£0.00View All
(0) Shopping Cart
Currency
FORTHCOMING EVENTS

​​​​​​​

BANDED TUFF - EVIDENCE OF LAKE DISTRICT VOLCANISM - Cumbria

« back
Home > MINERALS > UNUSUAL ROCKS AND MINERALS - WEIRD AND WONDERFUL !
 
BANDED TUFF: EVIDENCE OF VOLCANISM IN THE ENGLISH LAKE DISTRICT

450 million years old (Ordovician period)

Grisedale, near Patterdale, Cumbria


The dramatic scenery at the heart of the Lake District is the result of cataclysmic volcanic eruptions in the late Ordovician period. Glacier-sculpted peaks such as Helvellyn may not look like volcanoes but they are entirely composed of lavas and other rocks that are the products of these eruptions and known as the Borrowdale Volcanic Group.

At that time what is now Cumbria is thought to have been an island arc, similar to those in the west Pacific today, formed of a chain of volcanoes close to the boundary of two converging tectonic plates.
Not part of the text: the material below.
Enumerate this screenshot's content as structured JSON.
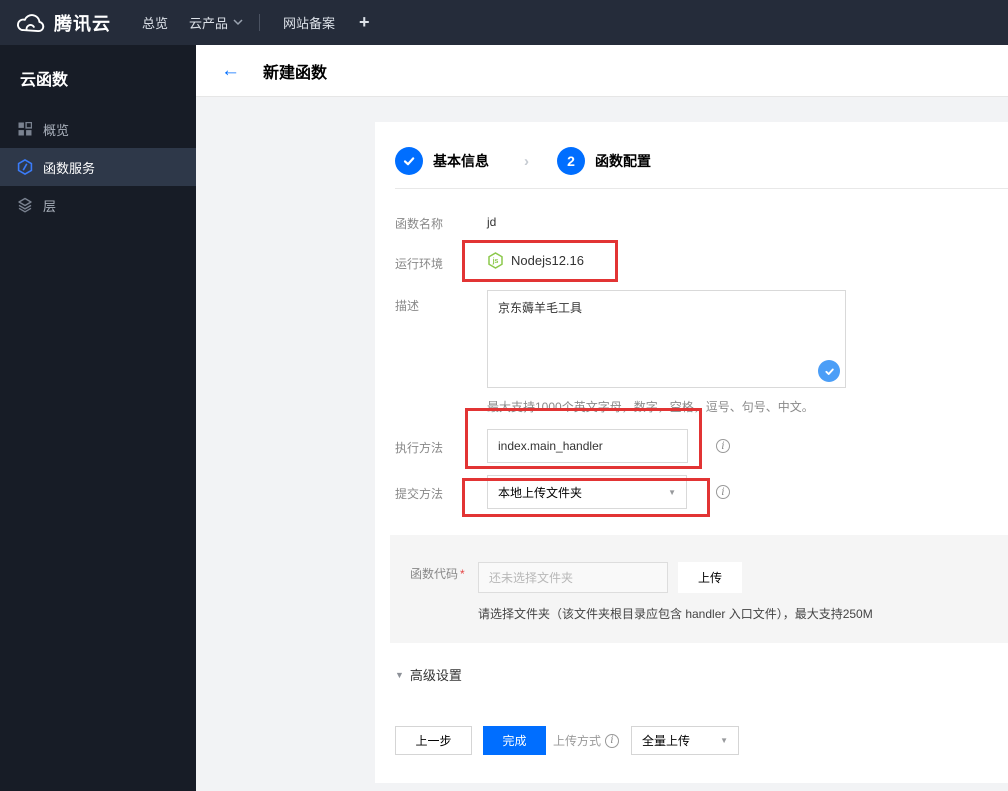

The lavas were gaseous and rich in silica which led to violent eruptions and explosive flows of red hot ash and molten rock known as pyroclastic flows. When this ash was deposited and compacted it formed a rock called tuff, which is often finely bedded or banded, sometimes as a result of deposition in lakes. 

This specimen stands upright for display.


Click on a picture for a larger image

Size: 17 x 16 x 6 centimetres
Weight: 1.5 kilograms

PRICE: £29.00
Sorry, this item has been sold or is out of stock
BANDED TUFF - EVIDENCE OF LAKE DISTRICT VOLCANISM - Cumbria
BANDED TUFF - EVIDENCE OF LAKE DISTRICT VOLCANISM - Cumbria BANDED TUFF - EVIDENCE OF LAKE DISTRICT VOLCANISM - Cumbria BANDED TUFF - EVIDENCE OF LAKE DISTRICT VOLCANISM - Cumbria BANDED TUFF - EVIDENCE OF LAKE DISTRICT VOLCANISM - Cumbria